Since Tarzan & Jane are one of the most iconic couples in fiction, their relationship had to reflect that. Tarzan rescues Jane from baboons, learns to speak like her, and compares her hand with his. Their romance is a lot like Hercules & Meg in how it’s crucial, but doesn’t happen until later in the film. Kerchak warns the gorillas to stay away, except Tarzan is too curious, and learns everything there is to know about being a man. He finally agrees to show them the gorillas, but it all goes wrong and Tarzan is lost between two worlds. So Kala tells him the truth about his parents in a manner that adoptive parents will be touched by. It seems like Tarzan will explore his Greystoke roots in London, but Clayton betrays everyone when he shows his true colors. Terk & Tantor help him escape the boat and Tarzan realises his ape family is where he truly belongs.
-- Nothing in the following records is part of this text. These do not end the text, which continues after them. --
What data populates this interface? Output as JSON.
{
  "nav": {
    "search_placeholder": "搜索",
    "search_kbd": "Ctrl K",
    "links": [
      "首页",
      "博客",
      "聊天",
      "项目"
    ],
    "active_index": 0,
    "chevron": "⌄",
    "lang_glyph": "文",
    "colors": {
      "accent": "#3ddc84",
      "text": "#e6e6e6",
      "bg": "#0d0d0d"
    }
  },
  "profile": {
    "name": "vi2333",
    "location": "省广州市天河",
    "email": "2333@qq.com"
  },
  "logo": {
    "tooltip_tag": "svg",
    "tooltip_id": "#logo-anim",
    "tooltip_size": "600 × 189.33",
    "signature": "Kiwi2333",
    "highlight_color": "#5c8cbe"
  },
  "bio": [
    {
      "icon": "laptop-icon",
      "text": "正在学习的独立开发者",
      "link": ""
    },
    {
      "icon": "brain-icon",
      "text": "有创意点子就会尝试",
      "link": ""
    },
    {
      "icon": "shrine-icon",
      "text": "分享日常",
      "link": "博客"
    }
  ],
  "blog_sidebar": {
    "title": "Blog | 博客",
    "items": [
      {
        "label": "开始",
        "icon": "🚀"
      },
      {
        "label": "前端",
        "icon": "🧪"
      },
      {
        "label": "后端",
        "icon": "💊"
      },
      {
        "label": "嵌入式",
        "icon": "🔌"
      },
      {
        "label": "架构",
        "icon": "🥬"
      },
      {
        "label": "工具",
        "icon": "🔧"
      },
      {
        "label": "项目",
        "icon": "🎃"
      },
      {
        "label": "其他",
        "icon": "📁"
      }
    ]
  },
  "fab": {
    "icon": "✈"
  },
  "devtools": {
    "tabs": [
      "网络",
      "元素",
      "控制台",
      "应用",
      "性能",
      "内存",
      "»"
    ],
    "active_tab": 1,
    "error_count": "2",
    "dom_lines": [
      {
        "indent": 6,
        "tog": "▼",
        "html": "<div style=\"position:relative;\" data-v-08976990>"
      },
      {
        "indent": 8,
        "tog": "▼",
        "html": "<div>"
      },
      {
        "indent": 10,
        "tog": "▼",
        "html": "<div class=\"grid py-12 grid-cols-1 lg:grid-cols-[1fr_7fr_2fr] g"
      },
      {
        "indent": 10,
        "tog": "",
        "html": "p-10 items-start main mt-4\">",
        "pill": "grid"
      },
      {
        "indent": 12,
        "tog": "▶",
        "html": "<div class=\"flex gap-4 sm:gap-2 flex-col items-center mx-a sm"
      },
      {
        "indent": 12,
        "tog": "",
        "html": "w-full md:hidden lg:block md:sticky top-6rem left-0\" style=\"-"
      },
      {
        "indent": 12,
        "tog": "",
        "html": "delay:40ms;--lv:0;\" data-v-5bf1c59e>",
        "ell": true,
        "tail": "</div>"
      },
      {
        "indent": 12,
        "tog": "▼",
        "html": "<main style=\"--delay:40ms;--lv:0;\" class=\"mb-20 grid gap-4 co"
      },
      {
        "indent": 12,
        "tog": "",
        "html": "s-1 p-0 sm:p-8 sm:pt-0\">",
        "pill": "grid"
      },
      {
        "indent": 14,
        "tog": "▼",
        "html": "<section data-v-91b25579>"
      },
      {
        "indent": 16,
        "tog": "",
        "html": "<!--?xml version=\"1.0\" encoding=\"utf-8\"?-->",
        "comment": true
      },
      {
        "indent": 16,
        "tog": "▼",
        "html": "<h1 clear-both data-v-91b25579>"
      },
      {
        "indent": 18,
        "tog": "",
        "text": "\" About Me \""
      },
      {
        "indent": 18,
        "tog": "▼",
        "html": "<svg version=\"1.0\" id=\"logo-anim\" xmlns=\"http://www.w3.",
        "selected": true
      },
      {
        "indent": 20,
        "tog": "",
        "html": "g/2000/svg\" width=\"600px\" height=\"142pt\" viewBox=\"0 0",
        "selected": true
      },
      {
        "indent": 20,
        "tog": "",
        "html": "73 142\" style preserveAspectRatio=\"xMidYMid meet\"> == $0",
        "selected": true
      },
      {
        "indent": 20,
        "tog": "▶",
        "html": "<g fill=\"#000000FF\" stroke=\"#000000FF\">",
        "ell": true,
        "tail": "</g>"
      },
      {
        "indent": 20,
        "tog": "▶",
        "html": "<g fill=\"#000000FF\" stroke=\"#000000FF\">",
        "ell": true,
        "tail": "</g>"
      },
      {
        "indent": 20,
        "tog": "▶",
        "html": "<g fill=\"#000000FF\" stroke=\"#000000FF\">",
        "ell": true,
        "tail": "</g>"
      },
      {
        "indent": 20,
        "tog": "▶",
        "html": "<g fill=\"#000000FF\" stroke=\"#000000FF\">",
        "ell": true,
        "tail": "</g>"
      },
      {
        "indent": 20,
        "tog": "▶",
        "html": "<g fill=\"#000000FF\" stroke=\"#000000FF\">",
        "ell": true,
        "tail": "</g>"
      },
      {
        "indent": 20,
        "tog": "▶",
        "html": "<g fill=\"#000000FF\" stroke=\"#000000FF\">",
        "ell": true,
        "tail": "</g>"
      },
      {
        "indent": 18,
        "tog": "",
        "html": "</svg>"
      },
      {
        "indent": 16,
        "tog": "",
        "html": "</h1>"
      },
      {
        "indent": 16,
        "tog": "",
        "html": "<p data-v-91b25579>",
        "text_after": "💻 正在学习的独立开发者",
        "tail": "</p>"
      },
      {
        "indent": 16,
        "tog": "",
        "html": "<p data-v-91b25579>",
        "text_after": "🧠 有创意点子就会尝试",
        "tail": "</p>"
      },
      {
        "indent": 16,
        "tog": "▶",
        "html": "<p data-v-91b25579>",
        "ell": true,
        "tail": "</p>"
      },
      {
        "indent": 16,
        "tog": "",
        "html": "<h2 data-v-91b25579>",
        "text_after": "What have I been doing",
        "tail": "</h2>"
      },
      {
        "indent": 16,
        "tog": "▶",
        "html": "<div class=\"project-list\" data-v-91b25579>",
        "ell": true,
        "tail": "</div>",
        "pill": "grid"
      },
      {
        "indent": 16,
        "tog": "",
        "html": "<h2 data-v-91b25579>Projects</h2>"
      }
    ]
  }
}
Clayton fatally shoots Kerchak before an atmospheric final confrontation against Tarzan in the trees.
In one of the most chilling Disney villain deaths, Clayton angrily chops through all the vines but the one around his neck. That would be dark enough, except you can see his hanging body in the shadow of the thunder. Kerchak sadly dies not long after accepting Tarzan as his son. Making Tarzan the new alpha. Although it seems like Jane and her father will leave forever, they decide to stay, and Jane is accepted by the gorillas with an “Ooo-ooh-ee-ah-ooo.” The Disney Renaissance ends in the most satisfying way as Tarzan & Jane swing through the trees and Tarzan lets out an incredible chest pounding yell. Tarzan was a major animation achievement that showed just how far the studio came in 10 years. Computer animation was used in the most extensive way at the time. A technique was created called Deep Canvas that allowed digital backgrounds to resemble traditional 2D paintings. The jungles of Africa are absolutely breathtaking.
As are the exhilarating swinging and surfing sequences. Which are obviously meant to resemble the totally radical extreme sports of the 90’s. Something only animation can turn into a spectacle. The medium is a far better fit for a story with talking gorillas who are just as stylized as other Disney animals, but the studio still studied the great apes closely. Humans are in no particular style apart from maybe the illustrations of some books. Music is always important to Disney, but Tarzan isn’t a traditional musical. Frankly I agree that breaking into song wouldn’t work for the story. Like Elton John, famous contemporary artist Phil Collins elevates the soundtrack with several amazing original songs. Ending the Disney Renaissance with a whopping 11 Oscars before Best Animated Feature was even created. The Oscar winning “You’ll Be in My Heart” is a beautiful lullaby for mother’s everywhere. “Son of Man” is an inspirational coming of age tune. “Strangers Like Me” is an exciting journey of discovery. While “Trashin’ the Camp” is a catchy Stomp inspired smash. But it’s the opening and closing song “Two Worlds” that really stays with you. Tarzan goes to show that families come in many forms.
Preceded by: Tarzan II & Followed by: Tarzan & Jane